[BOGOTA] Controversy is growing in Colombia over the government's decision to go ahead with the commercial cultivation of genetically modified (GM) cotton.
Colombian farmers have already planted 6,500 hectares of commercial Bt cotton — which has been genetically modified to resist the bollworm pest — in the north of the country, to be harvested in February or March. The government also plans to allow the planting of GM crops, such as maize, in other regions of the country.
But the government's move has been criticised by environmental groups, who argue that GM crops should not be planted without an 'environmental licence' — a certificate issued by the environment ministry authorising projects that may affect biodiversity, such as new roads and various industrial and agricultural activities.
"There has not been sufficient technical evaluation of the impact of introducing GM cotton," says Germán Velez, director of Fundación SwissAid, a nongovernmental organisation that is campaigning against the introduction of GM crops in Colombia.
In response to such comments, Ana Luisa Díaz from the Colombian Institute of Agriculture, says that trials have shown that Bt cotton does not harm the environment or produce allergies in humans. "It reduces production risks and costs, as well as attacks of five [types of pest], and gives the farmer better yields," she says.
Carlos Gustavo Cano, the Colombian minister of agriculture, defends the government's decision to allow Bt cotton to be planted, arguing that the crop is "a very promising technological option which could improve our cotton".
And Rafael Mejía, the director of the Colombian Society of Farmers said that even though his organisation encourages a variety of farming methods — including conventional, organic and GM techniques — "with GM crops we could be more competitive in certain products and markets".
In 2000, Colombia approved the commercial planting of GM blue carnation, but only for the export market. Universities and research centres across the country are also carrying out research in GM varieties of crops that are key to the Colombian economy, such as coffee, banana, sugarcane and tropical fruits.

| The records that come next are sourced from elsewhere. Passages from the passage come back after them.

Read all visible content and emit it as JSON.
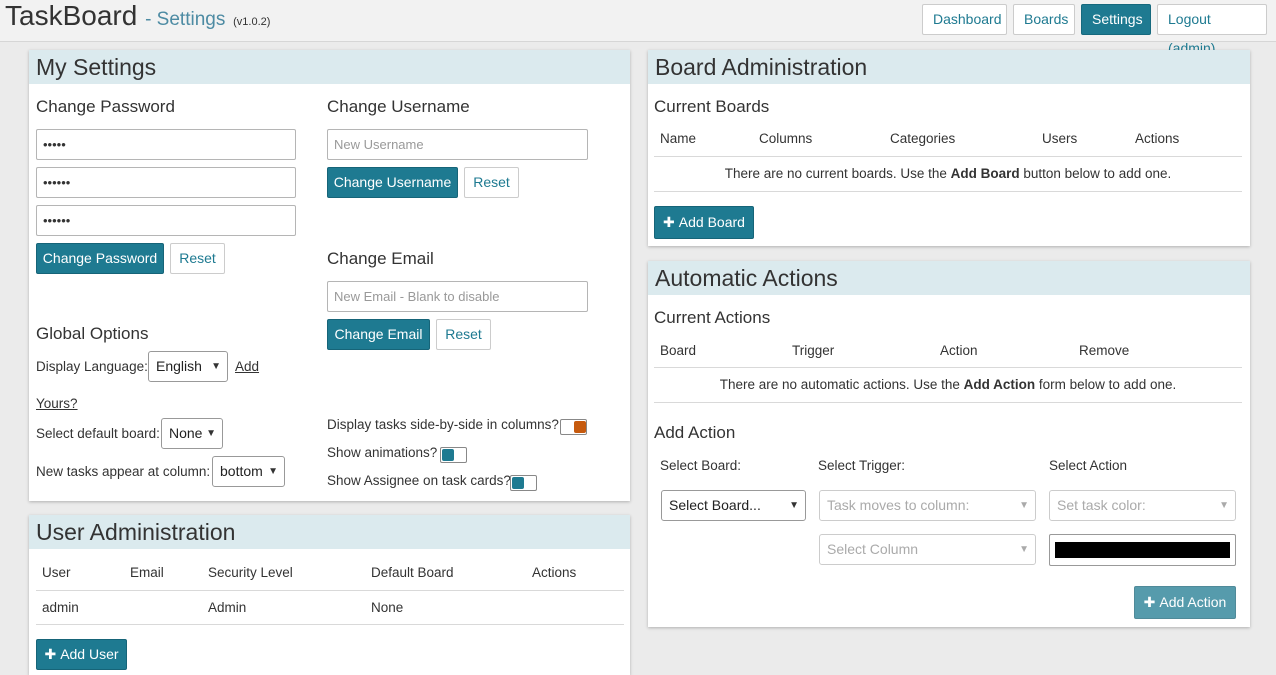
{
  "header": {
    "app_name": "TaskBoard",
    "page_subtitle": "- Settings",
    "version": "(v1.0.2)",
    "nav": {
      "dashboard": "Dashboard",
      "boards": "Boards",
      "settings": "Settings",
      "logout": "Logout (admin)"
    }
  },
  "my_settings": {
    "title": "My Settings",
    "change_password": {
      "heading": "Change Password",
      "current_value": "•••••",
      "new_value": "••••••",
      "confirm_value": "••••••",
      "submit": "Change Password",
      "reset": "Reset"
    },
    "change_username": {
      "heading": "Change Username",
      "placeholder": "New Username",
      "submit": "Change Username",
      "reset": "Reset"
    },
    "change_email": {
      "heading": "Change Email",
      "placeholder": "New Email - Blank to disable",
      "submit": "Change Email",
      "reset": "Reset"
    },
    "global_options": {
      "heading": "Global Options",
      "display_language_label": "Display Language:",
      "display_language_value": "English",
      "add_link": "Add",
      "yours_link": "Yours?",
      "default_board_label": "Select default board:",
      "default_board_value": "None",
      "new_tasks_label": "New tasks appear at column:",
      "new_tasks_value": "bottom",
      "side_by_side_label": "Display tasks side-by-side in columns?",
      "side_by_side_on": false,
      "animations_label": "Show animations?",
      "animations_on": true,
      "assignee_label": "Show Assignee on task cards?",
      "assignee_on": true
    }
  },
  "user_admin": {
    "title": "User Administration",
    "columns": [
      "User",
      "Email",
      "Security Level",
      "Default Board",
      "Actions"
    ],
    "rows": [
      {
        "user": "admin",
        "email": "",
        "security": "Admin",
        "default_board": "None",
        "actions": ""
      }
    ],
    "add_button": "Add User"
  },
  "board_admin": {
    "title": "Board Administration",
    "subheading": "Current Boards",
    "columns": [
      "Name",
      "Columns",
      "Categories",
      "Users",
      "Actions"
    ],
    "empty_pre": "There are no current boards. Use the ",
    "empty_bold": "Add Board",
    "empty_post": " button below to add one.",
    "add_button": "Add Board"
  },
  "auto_actions": {
    "title": "Automatic Actions",
    "subheading": "Current Actions",
    "columns": [
      "Board",
      "Trigger",
      "Action",
      "Remove"
    ],
    "empty_pre": "There are no automatic actions. Use the ",
    "empty_bold": "Add Action",
    "empty_post": " form below to add one.",
    "add_heading": "Add Action",
    "select_board_label": "Select Board:",
    "select_trigger_label": "Select Trigger:",
    "select_action_label": "Select Action",
    "board_select_value": "Select Board...",
    "trigger_select_value": "Task moves to column:",
    "action_select_value": "Set task color:",
    "column_select_value": "Select Column",
    "add_button": "Add Action"
  },
  "colors": {
    "primary": "#1e7a91",
    "panel_header": "#dbeaee",
    "toggle_off": "#c65a0e",
    "toggle_on": "#1e7a91"
  }
}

But Velez complains that there has been little public debate about the use of GM crops in Colombia, and few surveys to assess public opinion on the issue. Indeed even the farming community seems to be deeply divided on the issue. In a survey carried out by the Colombian Society of Farmers last year, while 50 per cent of farmers said they would be willing to use GM technology, 46 per cent said they wouldn't, and 4 per cent were unsure.
The Colombian Ministry of Agriculture points out that four other Latin American nations — Argentina, Honduras, Mexico and Uruguay — have approved GM crops, and that more than a fifth of the world's GM crops are grown in Argentina. In contrast, however, the rest of Latin America grows only 1 per cent of the world's GM produce.